Linux. It’s not just for nerds anymore…but it helps to be a nerd.
While I stated in my last post that I was trying out Arch Linux, I’m about to pull the trigger on a new Dell XPS 13 Developer Edition that comes with Ubuntu 16.04 LTS, and I think I'l that. I may wipe the drive and install Gnome Ubuntu so all the Unity cruft isn’t on the system, but that’s it. The great thing about using the Developer Edition on the XPS is that you can install any flavor of Linux you want and it won’t void the warranty from Dell.
But beyond that, I have an old 2010 Mac Mini here. It only came with 4gigs of RAM, and when it was finally updated to Sierra, there was VERY little RAM left to do anything, with the system taking up so much. To run a Plex server was painful because it would run out of memory and start hitting the swap pretty hard. So I said, screw it and wiped everything and installed Ubuntu Server 16.04 LTS (Long Term Support). It now sits with all the services running (Plex, Transmission, SMB server, SSH, VPN) at 450MBs
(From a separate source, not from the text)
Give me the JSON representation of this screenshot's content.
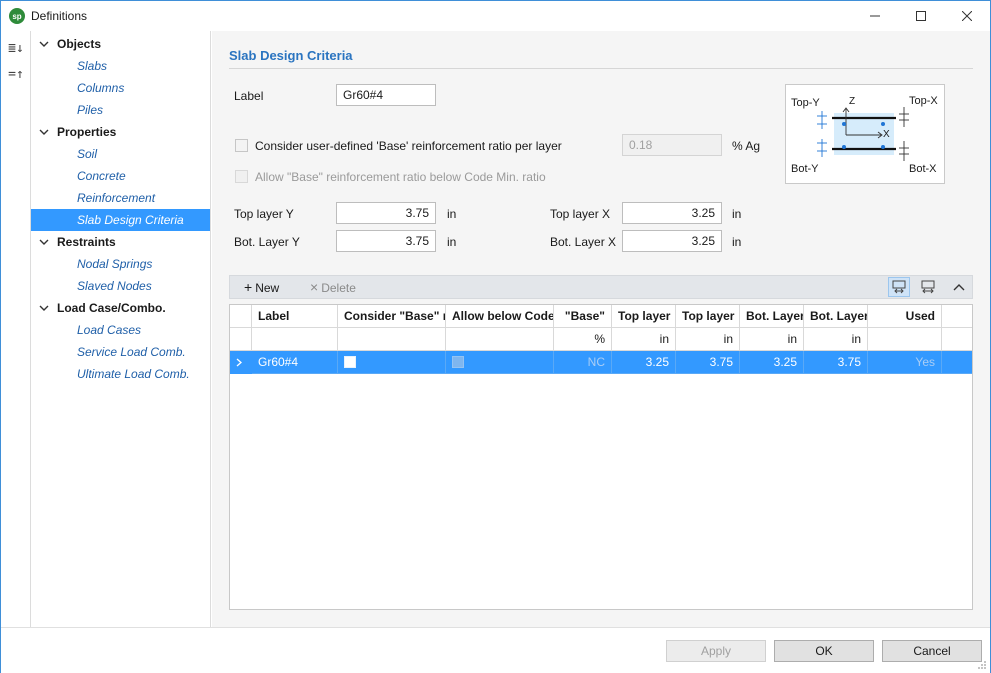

As you can see, there is plenty of RAM left without all the UI stuff that isn’t needed for a server. Plus, it was relatively easy to set up…and kinda fun (well, for me at least). It certainly gave this seven-year-old piece of hardware a new lease on life.
Again, I’m still moving toward a more diverse digital life instead of putting all my eggs in one basket. Only a few years ago we were a TOTAL Apple household. Macs, iPhones, iPads, Apple TV, Airport Extreme. Now, the only Apple thing I have is the Mac Mini, but it’s running Linux. I’m replacing the Apple TV with an Nvidia Shield. Replacing the Airport Extreme with a different router (don’t get me started on how hard it was to find a router that fits my needs…and I’m still not totally sure which one to get, but it’s getting narrowed down). I just don’t want EVERYTHING to be dependent on one company or service….be it Apple or Microsoft or Google. Diversity is the key.